Could a general election be looming? It might seem unlikely. Last time Theresa May dissolved parliament, she had a 24-point lead and higher personal ratings than Margaret Thatcher or Tony Blair in their pomp. Labour had suffered one of its worst postwar defeats just two years earlier. And yet the Conservatives lost their majority. This time round, Labour are ahead in several polls. Jeremy Corbyn’s team, though tired after their journey from the political wilderness to the epicentre of the greatest political upheaval since the war, will begin an election with far more experience than last time. As senior Conservative officials have pointed out to the Sun, 40 Tory seats are held by a margin of less than 5%, with Labour in second place in 35 of them. How would voters view the fourth national vote in five years (the fifth for Scottish voters)? Brenda from Bristol would be considerably more irate this time. Would Tory MPs really let May take their party into an election, just weeks after 117 of them voted against her leadership? Are they not uniquely fearful of a Corbyn government, which they rightly judge to be a totally different prospect to a “normal” Labour administration? And yet. May’s Brexit deal has suffered the biggest defeat in the history of British democracy.
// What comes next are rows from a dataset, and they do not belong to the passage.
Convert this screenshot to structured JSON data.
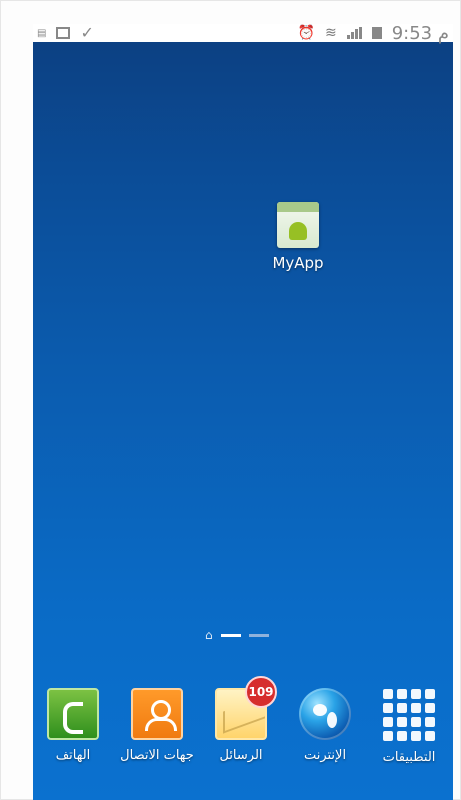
{
  "status_bar": {
    "time": "9:53 م"
  },
  "home": {
    "app": {
      "name": "MyApp",
      "icon": "android-app-icon"
    },
    "page_indicator": {
      "home_icon": "home-icon",
      "pages": 2,
      "active_index": 0
    }
  },
  "dock": {
    "items": [
      {
        "label": "الهاتف",
        "icon": "phone-icon"
      },
      {
        "label": "جهات الاتصال",
        "icon": "contacts-icon"
      },
      {
        "label": "الرسائل",
        "icon": "messages-icon",
        "badge": "109"
      },
      {
        "label": "الإنترنت",
        "icon": "globe-icon"
      },
      {
        "label": "التطبيقات",
        "icon": "apps-grid-icon"
      }
    ]
  },
  "colors": {
    "wallpaper_top": "#0c3f80",
    "wallpaper_bottom": "#0b71cf",
    "badge_red": "#d62d2d"
  }
}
If she halved the margin of defeat in another vote, it would still find a place in the five worst parliamentary routs. How on earth is she supposed to turn a 230-vote deficit into a victory of at least one, in a matter of weeks? She won’t get a meaningful concession on the backstop from the EU: how will she get the DUP, all the hard Brexiteers of the Tory ERG and Tory remainers on side? Jacob Rees-Mogg is showing signs of surrender to May, but a hardcore would not follow him. If she is expecting mass Labour defections to back her deal, disappointment beckons. May is in an impossible situation of her own making.
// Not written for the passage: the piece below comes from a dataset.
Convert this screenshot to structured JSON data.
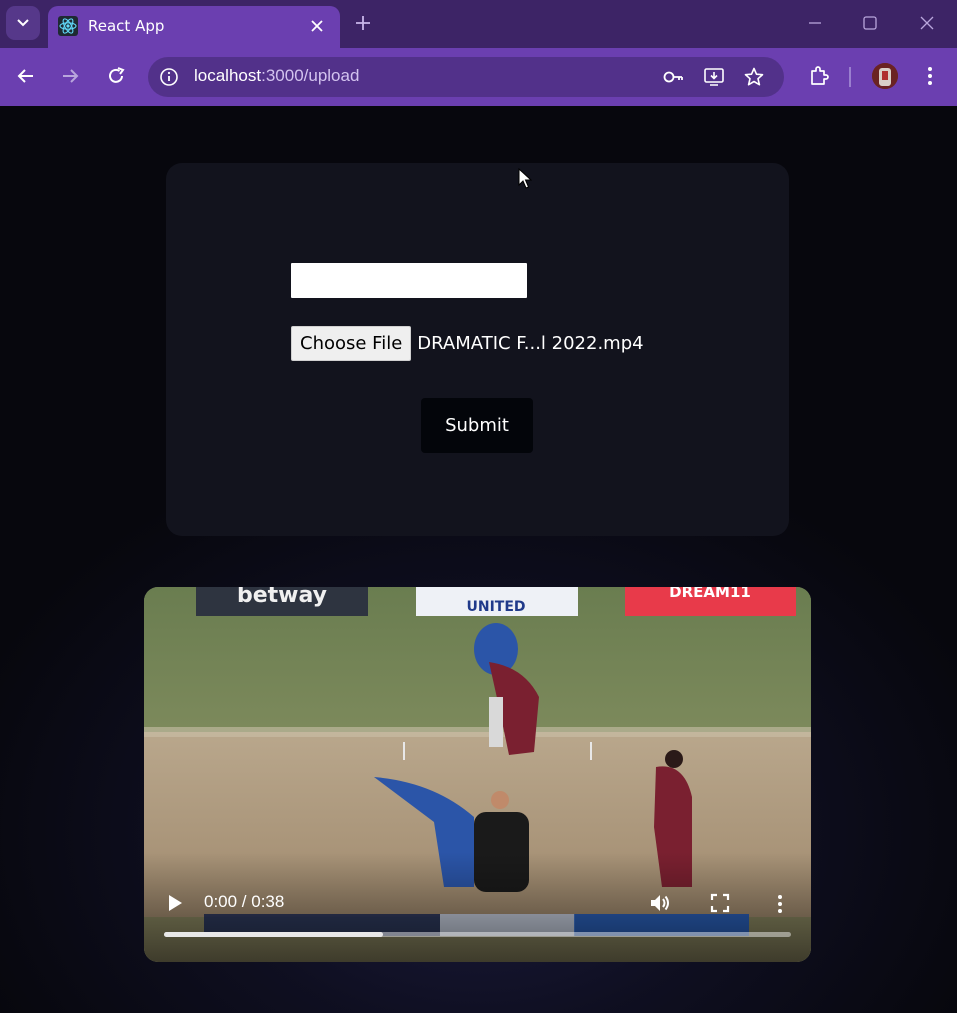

What of the other options? Even if the Labour leadership instructed its MPs to back a second referendum – which would immediately trigger mass resignations from its frontbench – many in leave seats would refuse to do so, as would the vast majority of Tory MPs. The numbers simply aren’t there; and indeed as pre-eminent British psephologist John Curtice points out, there is no public clamour for another vote. “No deal” is not going to happen – May would face resignations, even Tory MPs abandoning the whip, if she seriously attempted it – and next week, Yvette Cooper’s amendment to block it is likely to pass.
So what’s left? In our tumultuous times, things can change dramatically: perhaps parliamentary arithmetic will swing dramatically behind May, perhaps a surge in support of a second referendum will happen, perhaps a majority of MPs will somehow back a sensible compromise such as Norway plus. Perhaps, perhaps, perhaps.